By Sterling McGinn

You’ve probably seen the famous Rosie the Riveter illustration – a colorful portrait of a woman wearing a bandana and flexing her arm. Newberry has its own WWII Rosie the Riveter, and her name is actually Rose.

Rose (Drum) Fretz, a World War II Rosie the Riveter, is turning 100 years this month and she has had an interesting life with many great stories to share.

Born in Melvindale, Michigan, Fretz has lived in the Newberry area for more than 30 years. She was married to the late Raymond Fretz and has two sons: Randy and Roger. Randy was a teacher at Tahquamenon Area Schools for many years, and Roger worked in the printing industry.

She now lives at Newberry Assisted Living Community and was recently honored by the American Rosie the Riveter Association with a Congressional Medal for her service during WWII.

Fretz was a senior at Southwestern High School in Detroit when Pearl Harbor was attacked. She was at home when news of the attack came over the radio. The boys at her school talked about being drafted or enlisting, and most of them finished high school before enlisting.

Fretz worked after school at Buhl Stamping, which manufactured milk cans. She typed bills of lading—legal documents that are both a receipt and a contract between the shipper and hauler.

Her sister, Irene, was hired at Stinson Aircraft in Wayne, Mich., and told Rose to apply. The 19-year-old Fretz was hired in November of 1942 and had about a week of training for riveting and drilling before she started. She remained working at the plant until the war ended.

“I liked working at Stinson Aircraft—there was a conveyor belt, and they had a fuselage assembly—it was all pipes welded together and I put the side stingers on the plane,” she said. “I riveted them and secured them.”

The planes moved along an assembly line, and she recalls having to work fast before the electricians (also women) installed the wiring.

Fretz worked the 2:30-10:30 p.m. shift, though there were times they worked until 2 a.m.

Her sister ran the final assembly, where the planes’ engines were installed.

Fretz slipped notes in the window frames for the boys flying the planes. Fretz and her sister also wrote for the in-house newsletter, Fuselage Facts.

Fretz worked on the Stinson L-5 plane, the only liaison aircraft used by the U.S. military in WWII. It was nicknamed the “Flying Jeep” because it was used for so many tasks.

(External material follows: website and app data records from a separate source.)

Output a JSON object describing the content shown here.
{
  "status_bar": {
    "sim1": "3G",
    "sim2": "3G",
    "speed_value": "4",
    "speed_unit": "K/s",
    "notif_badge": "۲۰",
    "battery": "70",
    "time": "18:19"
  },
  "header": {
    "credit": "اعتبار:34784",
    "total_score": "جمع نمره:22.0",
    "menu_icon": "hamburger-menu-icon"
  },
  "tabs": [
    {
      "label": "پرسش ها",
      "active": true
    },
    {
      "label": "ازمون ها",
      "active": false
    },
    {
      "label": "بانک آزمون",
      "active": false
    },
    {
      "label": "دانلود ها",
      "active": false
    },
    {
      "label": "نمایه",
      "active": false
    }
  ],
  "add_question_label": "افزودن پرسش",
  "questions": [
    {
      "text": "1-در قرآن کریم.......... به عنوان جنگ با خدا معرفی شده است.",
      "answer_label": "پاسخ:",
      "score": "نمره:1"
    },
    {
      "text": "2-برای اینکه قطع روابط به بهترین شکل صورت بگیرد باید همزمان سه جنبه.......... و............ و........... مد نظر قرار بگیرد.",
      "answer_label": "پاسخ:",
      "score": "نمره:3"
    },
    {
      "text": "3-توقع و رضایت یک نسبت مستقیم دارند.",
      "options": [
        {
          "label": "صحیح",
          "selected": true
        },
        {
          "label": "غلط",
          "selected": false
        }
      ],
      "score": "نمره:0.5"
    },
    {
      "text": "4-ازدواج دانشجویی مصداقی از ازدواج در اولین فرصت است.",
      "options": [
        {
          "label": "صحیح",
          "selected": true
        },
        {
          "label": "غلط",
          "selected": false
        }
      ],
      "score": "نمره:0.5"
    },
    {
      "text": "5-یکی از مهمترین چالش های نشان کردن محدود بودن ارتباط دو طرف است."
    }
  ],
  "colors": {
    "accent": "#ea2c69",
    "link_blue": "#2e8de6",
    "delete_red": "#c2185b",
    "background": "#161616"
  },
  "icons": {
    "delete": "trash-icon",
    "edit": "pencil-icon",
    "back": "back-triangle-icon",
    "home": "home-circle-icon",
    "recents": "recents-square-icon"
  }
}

“There was one version of the plane that had room for a stretcher if there was a guy that needed to get to a hospital right away, they could fly him out,” said Randy Fretz. “But mostly they were used for observation. Before the war, the Stinson was known as the Cadillac of private airplanes, and they got the contract to build these.”

Approximately 8,000 Stinson airplanes were manufactured. About 300 of them are still in use.

Fretz’s friend, Margaret “Cookie” Cook, was the test pilot who flew every plane as it came off the line.

After work, Fretz attended business college to further her education and took secretarial work and dictation.

Raymond worked in purchasing for Ford Motor Company and Rose became an elementary school secretary.

One of Rose’s fond memories is a time when she and her friend skipped school—with their mothers’ permission—to see a movie in downtown Detroit. They’d heard about a guy who sang while the reels were being changed; he was supposed to be pretty good.

“He was a skinny runt,” she said.

His name was Frank Sinatra.

Fretz also became a pinup girl after her friend sent her photo to the Detroit Times. She appeared in a bathing suit in the newspaper.

Fretz and her husband Raymond lived on the same street in Detroit, but at the time, they didn’t know each other. They later started dating and were eventually married.

Raymond, Rose and their two sons began coming to the Curtis area each summer during the time the Mackinac Bridge was being constructed, visiting Birch Shores Resort near Curtis. The first couple of trips were taken on the ferry until the completion of the bridge. Rose’s sons kept bugging their parents to move to the U.P., and they did after they retired.

Her 100th birthday will be celebrated with family later this month.